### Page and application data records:

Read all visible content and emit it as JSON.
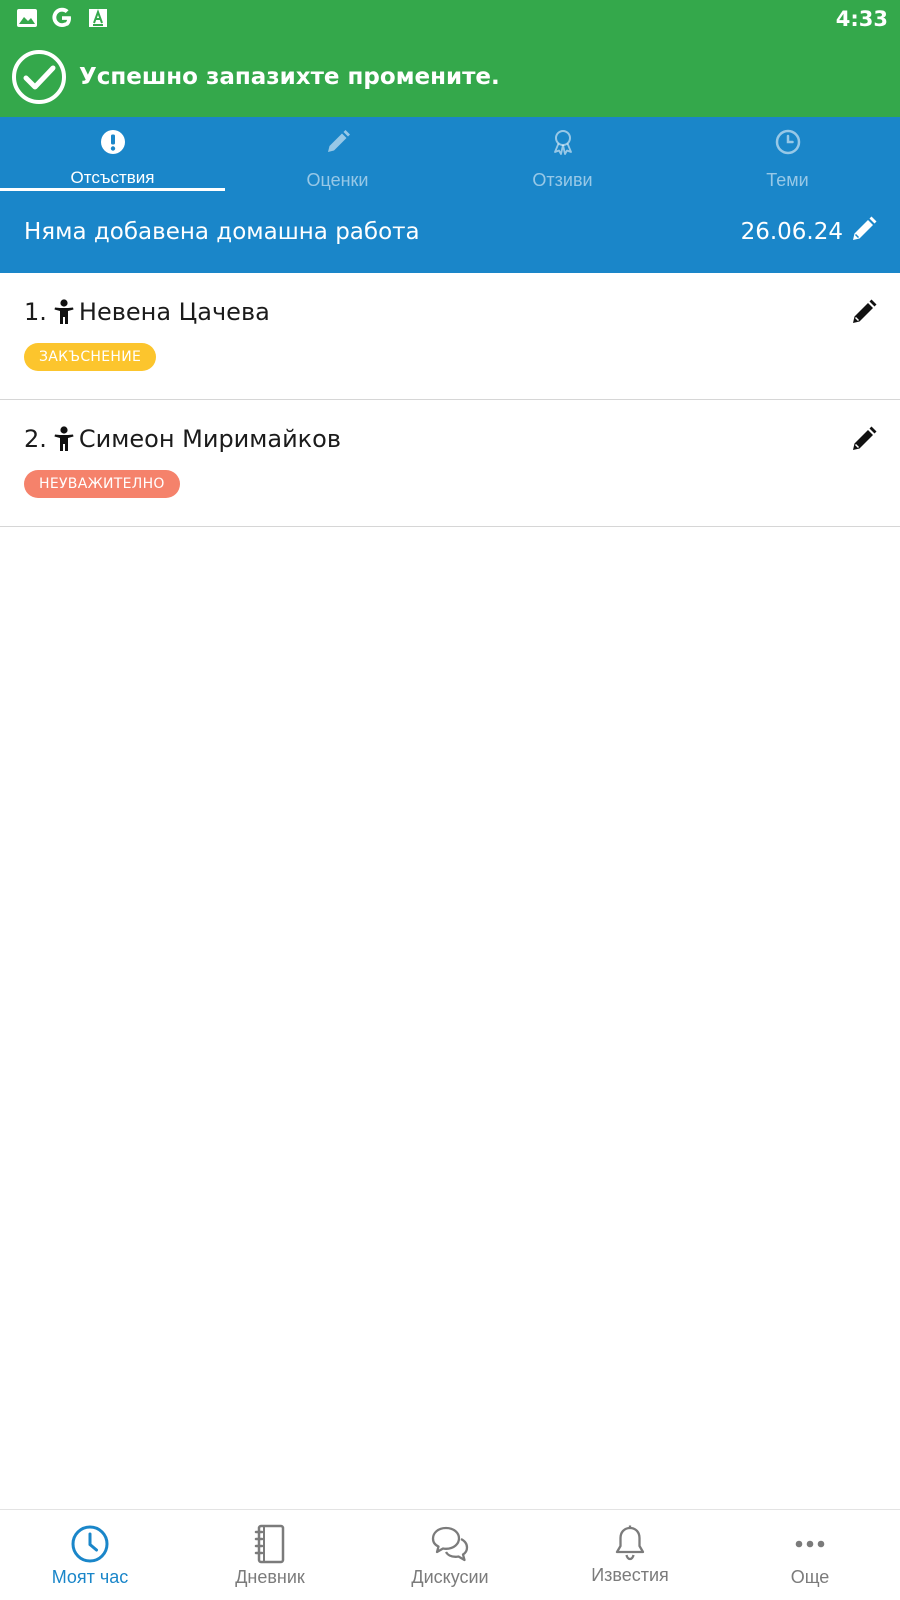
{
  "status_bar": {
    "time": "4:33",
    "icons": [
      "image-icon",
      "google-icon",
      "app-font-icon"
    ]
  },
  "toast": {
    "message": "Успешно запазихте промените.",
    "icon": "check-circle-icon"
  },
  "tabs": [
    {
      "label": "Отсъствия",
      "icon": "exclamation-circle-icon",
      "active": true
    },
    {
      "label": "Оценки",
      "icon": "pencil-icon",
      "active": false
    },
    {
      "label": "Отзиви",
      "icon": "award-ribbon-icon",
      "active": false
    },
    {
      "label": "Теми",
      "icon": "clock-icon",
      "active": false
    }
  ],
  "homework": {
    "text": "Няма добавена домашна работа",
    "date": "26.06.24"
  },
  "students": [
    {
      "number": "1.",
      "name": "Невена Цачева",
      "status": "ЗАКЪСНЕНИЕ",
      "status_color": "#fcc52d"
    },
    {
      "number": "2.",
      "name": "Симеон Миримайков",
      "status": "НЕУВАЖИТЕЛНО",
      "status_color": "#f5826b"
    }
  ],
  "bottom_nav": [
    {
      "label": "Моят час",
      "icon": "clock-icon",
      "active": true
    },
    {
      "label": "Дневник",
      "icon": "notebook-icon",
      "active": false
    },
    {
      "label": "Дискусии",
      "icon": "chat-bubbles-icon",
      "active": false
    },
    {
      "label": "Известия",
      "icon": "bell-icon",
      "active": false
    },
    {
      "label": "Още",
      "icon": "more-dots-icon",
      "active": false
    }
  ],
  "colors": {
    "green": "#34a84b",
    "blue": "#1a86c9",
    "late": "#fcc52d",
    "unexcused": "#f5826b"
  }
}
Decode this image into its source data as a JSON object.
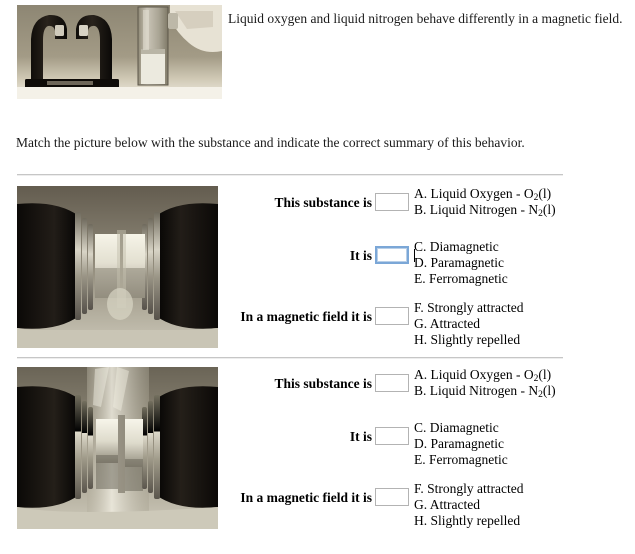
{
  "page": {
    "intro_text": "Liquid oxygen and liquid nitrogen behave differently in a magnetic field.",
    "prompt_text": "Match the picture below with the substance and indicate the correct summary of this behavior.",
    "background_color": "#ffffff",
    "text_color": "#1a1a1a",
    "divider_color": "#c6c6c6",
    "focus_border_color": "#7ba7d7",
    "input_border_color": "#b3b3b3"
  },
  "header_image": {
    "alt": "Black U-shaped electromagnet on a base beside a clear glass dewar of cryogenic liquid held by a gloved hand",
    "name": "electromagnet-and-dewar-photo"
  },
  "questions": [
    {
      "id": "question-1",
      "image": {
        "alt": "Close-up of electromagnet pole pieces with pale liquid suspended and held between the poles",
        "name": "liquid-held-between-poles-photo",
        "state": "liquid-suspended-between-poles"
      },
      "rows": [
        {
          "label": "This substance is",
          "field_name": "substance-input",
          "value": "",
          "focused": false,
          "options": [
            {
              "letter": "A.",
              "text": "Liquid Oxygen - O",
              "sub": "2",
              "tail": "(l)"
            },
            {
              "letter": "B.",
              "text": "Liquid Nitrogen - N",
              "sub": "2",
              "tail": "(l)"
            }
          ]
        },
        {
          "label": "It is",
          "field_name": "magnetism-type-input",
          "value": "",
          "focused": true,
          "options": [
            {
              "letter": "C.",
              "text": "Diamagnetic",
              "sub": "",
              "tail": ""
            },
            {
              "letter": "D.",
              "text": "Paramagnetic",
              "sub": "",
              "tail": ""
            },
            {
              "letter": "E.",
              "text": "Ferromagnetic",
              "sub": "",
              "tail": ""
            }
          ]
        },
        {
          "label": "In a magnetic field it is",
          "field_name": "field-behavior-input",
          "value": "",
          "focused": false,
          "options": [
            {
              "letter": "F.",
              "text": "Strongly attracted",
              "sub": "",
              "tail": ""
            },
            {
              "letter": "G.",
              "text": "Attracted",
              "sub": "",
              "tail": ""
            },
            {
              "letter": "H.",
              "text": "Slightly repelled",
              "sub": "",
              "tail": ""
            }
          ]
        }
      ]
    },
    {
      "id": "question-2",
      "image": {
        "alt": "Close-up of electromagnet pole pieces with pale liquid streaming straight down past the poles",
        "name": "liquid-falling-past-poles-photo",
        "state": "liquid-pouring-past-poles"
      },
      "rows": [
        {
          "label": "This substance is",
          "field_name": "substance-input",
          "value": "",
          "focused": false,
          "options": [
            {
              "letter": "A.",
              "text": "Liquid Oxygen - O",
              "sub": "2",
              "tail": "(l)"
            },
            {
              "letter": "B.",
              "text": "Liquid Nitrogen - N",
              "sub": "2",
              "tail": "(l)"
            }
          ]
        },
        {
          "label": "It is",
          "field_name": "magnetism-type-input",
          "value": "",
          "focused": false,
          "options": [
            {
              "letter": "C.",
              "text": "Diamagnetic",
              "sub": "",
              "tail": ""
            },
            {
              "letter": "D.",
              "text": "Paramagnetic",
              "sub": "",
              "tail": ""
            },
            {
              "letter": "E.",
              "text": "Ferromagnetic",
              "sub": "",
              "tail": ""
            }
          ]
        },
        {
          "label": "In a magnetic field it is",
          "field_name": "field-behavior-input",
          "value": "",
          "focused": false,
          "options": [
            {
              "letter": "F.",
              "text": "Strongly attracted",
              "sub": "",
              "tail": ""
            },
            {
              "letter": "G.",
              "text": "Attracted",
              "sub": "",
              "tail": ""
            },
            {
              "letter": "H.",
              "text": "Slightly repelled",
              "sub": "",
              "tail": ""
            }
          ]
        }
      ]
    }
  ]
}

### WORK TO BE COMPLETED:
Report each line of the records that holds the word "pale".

### WRITTEN RESPONSE:
        "alt": "Close-up of electromagnet pole pieces with pale liquid suspended and held between the poles",
        "alt": "Close-up of electromagnet pole pieces with pale liquid streaming straight down past the poles",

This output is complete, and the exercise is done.